When we speak of asparagus, we mean the fresh shoots of green and white asparagus plants, an immensely popular vegetable that is harvested all over Europe between the end of March and June. Like many other vegetables, asparagus consists largely of water and contains very few calories, which is one good reason for its popularity with slimmers. It does, however, contain lots of vitamins and dietary fibre.
Good asparagus should squeak when the spears are rubbed together
Asparagus is a very delicate vegetable and needs to be handled carefully from the time of harvest to the time of cooking. You can recognise good-quality asparagus by the fact that the tip of each spear is closed, the cut end is moist and not hollow (you should see moisture form when you press it with your fingernail), and the spears squeak when they are rubbed together. Green asparagus is usually thinner than its white cousin, and the tips are generally slightly open.
Wrap asparagus in a moist towel

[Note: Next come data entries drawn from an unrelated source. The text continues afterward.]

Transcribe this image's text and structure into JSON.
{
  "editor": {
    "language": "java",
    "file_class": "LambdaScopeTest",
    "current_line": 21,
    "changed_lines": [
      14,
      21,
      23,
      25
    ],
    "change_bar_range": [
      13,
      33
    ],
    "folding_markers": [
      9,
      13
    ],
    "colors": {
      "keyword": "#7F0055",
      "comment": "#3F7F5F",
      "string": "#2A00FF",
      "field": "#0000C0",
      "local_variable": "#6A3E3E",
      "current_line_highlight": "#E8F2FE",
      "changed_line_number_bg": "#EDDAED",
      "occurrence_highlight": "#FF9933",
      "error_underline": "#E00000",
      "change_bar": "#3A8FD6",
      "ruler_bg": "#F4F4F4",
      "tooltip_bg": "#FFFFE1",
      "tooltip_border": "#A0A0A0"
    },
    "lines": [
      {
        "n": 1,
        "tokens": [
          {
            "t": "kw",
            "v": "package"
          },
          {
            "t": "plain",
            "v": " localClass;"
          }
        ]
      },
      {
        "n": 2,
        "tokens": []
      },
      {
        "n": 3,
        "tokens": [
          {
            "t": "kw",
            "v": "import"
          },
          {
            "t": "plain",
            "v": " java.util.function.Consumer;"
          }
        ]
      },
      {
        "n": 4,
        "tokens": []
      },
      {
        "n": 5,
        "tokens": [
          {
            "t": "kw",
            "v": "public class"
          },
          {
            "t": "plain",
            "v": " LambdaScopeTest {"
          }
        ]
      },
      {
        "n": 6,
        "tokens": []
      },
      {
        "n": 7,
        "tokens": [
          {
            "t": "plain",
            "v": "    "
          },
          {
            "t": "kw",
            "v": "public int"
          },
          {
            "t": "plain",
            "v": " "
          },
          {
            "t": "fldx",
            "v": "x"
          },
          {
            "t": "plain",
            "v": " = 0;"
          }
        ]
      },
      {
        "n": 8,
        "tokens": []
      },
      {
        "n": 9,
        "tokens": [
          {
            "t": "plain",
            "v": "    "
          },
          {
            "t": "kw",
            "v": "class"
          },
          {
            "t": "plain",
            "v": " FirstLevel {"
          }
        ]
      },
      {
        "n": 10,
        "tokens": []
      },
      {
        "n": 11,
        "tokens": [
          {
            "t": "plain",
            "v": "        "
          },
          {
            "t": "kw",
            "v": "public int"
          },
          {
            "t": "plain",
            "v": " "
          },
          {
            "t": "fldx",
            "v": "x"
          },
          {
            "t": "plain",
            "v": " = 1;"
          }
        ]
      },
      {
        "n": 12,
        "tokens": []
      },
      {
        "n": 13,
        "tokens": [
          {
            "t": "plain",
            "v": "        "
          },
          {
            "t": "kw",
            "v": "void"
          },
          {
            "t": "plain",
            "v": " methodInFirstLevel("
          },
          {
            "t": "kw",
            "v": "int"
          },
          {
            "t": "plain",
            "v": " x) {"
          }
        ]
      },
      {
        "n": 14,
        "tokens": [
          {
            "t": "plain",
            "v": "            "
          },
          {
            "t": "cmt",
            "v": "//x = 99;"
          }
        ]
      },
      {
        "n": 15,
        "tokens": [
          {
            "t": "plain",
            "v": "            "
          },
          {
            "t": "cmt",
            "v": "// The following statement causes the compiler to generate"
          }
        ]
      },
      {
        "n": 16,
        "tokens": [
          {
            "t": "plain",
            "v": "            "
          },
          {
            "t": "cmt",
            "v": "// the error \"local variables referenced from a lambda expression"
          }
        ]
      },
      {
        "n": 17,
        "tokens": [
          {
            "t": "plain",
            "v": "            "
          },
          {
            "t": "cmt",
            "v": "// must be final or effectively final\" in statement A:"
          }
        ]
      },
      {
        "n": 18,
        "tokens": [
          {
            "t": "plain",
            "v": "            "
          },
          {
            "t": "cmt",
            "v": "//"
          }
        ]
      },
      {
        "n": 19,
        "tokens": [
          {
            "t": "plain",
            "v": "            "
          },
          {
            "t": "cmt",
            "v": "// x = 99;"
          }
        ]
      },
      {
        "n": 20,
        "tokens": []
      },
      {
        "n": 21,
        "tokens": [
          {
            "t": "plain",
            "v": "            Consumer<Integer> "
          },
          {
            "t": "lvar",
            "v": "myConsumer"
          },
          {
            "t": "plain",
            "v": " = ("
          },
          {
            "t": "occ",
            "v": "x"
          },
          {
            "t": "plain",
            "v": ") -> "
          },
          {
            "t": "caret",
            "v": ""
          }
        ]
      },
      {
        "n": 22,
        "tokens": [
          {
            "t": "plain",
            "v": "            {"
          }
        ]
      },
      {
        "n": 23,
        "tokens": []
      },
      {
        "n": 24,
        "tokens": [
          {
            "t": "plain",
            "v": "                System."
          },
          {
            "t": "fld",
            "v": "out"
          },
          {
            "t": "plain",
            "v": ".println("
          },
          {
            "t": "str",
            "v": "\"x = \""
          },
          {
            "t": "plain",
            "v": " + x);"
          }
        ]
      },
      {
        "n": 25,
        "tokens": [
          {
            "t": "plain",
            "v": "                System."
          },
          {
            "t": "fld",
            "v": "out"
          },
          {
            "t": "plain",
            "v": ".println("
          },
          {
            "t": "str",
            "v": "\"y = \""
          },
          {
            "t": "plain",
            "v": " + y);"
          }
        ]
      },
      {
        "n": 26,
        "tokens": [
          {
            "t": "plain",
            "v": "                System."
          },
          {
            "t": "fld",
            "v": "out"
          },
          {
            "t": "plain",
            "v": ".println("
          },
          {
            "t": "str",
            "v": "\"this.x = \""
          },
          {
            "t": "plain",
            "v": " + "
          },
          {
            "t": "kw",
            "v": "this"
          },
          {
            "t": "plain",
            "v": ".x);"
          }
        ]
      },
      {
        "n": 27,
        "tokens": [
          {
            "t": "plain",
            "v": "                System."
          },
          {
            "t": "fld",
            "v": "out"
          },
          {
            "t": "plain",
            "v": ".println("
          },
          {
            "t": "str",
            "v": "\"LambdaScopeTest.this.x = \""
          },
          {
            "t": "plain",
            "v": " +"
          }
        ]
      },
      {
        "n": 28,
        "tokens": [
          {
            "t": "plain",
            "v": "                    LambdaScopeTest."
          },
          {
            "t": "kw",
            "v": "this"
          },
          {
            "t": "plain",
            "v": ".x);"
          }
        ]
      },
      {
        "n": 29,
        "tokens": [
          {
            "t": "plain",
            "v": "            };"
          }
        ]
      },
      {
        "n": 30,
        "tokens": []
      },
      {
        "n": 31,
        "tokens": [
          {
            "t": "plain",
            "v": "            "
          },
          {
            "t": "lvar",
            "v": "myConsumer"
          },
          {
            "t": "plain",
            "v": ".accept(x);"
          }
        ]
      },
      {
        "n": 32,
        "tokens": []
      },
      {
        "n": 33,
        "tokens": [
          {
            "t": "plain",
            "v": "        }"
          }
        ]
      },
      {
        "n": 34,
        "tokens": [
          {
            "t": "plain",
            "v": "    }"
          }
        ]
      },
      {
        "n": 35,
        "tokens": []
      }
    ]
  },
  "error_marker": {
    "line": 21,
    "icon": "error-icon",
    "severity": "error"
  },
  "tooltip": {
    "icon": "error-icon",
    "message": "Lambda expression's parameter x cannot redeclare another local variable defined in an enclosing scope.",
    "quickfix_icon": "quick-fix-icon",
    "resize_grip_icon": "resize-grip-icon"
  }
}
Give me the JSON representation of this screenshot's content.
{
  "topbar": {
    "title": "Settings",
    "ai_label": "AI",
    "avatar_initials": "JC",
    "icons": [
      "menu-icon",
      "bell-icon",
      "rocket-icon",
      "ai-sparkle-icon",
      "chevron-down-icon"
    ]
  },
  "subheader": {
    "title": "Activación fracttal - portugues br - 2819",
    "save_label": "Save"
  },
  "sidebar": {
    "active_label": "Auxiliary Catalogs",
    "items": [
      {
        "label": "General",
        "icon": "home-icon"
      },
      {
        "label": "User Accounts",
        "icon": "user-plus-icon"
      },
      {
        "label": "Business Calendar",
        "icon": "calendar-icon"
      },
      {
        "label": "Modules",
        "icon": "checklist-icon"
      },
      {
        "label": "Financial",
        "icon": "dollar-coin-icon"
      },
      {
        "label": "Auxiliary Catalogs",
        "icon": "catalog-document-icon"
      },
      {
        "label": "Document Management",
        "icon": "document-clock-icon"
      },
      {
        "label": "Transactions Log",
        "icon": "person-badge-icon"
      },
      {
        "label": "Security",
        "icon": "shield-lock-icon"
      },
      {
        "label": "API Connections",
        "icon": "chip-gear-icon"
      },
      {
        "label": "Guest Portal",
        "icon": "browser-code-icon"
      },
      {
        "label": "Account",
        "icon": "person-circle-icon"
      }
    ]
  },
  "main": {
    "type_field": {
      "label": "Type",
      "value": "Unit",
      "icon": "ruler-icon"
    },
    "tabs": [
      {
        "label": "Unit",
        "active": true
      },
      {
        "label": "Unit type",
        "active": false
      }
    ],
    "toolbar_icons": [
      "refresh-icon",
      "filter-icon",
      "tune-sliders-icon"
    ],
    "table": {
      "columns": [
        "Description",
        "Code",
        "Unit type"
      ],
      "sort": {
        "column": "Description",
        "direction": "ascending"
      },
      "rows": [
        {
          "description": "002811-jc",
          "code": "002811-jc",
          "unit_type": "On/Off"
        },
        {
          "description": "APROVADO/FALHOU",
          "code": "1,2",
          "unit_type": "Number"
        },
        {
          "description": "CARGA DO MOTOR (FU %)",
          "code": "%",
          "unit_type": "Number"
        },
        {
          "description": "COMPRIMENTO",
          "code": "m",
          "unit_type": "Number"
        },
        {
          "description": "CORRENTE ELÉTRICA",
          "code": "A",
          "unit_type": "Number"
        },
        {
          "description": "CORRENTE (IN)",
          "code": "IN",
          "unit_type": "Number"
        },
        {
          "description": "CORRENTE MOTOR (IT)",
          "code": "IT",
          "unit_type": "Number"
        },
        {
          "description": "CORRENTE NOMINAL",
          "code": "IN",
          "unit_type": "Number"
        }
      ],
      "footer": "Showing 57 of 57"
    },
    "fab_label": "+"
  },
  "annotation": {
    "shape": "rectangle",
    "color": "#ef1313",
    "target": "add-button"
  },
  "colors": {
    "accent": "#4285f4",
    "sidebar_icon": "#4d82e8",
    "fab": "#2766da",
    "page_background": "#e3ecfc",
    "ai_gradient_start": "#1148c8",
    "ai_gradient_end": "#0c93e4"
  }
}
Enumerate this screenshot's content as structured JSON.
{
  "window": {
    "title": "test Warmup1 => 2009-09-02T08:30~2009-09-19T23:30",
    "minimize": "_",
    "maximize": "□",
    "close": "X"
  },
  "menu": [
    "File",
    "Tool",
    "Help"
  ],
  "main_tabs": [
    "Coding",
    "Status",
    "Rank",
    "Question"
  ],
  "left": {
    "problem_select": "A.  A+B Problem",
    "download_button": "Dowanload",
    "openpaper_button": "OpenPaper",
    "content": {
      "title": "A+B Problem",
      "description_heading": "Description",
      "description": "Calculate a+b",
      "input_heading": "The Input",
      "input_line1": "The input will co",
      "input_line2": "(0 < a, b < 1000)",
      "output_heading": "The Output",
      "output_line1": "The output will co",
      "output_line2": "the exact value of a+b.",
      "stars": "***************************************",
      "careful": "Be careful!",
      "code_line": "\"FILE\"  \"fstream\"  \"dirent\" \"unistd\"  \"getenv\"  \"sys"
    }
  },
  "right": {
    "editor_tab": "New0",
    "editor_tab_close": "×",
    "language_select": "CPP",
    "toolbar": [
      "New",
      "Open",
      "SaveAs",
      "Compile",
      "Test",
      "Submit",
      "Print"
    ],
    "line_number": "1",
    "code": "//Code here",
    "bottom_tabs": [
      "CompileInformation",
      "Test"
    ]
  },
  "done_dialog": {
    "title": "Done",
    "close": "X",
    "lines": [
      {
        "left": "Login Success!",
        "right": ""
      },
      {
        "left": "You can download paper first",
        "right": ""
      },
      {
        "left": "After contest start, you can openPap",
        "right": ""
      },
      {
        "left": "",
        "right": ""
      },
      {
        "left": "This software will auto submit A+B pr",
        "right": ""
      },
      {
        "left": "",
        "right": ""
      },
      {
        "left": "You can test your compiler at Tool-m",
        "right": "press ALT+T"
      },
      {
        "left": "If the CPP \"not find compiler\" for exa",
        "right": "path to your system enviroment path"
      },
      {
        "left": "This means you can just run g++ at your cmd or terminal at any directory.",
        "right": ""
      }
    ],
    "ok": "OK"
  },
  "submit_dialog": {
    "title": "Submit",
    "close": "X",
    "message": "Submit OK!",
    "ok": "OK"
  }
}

Asparagus should be eaten as fresh as possible, but you can keep it in the fridge for two or three days wrapped in a moist towel. You can also freeze it once it has been peeled and cooked. White asparagus has a tough stringy exterior, which should be removed before cooking, whereas green asparagus usually doesn't have to be peeled. We recommend removing about one centimetre from the cut end of each spear because it can be woody and bitter. The tender tips cook much more quickly than the rest of the spear, which is why asparagus should be tied in a bunch and cooked upright in a tall pot at a moderate temperature. Green asparagus is also delicious fried or steamed.
Good during pregnancy
Fresh asparagus is more than just a tasty side dish – it is also chock full of vitamins. It contains high levels of vitamins C, E, B1 and B2, as well as folic acid which is essential in preventing foetal malformation during pregnancy. Asparagus also provides valuable minerals, such as phosphorus, calcium and potassium. Potassium has long been known to stimulate the kidneys and was used in ancient China as a remedy for bladder problems. People suffering from gout, however, should avoid asparagus because its tips contain substances that can trigger a gout attack.
Asparagus is traditionally served with new boiled potatoes, melted butter, hollandaise sauce or mayonnaise and ham. But it can also be used in soups, gratins, quiches and an endless variety of other recipes – just let your imagination run wild! You can find a range of delicious asparagus recipes at www.essen-und-trinken.de/spargel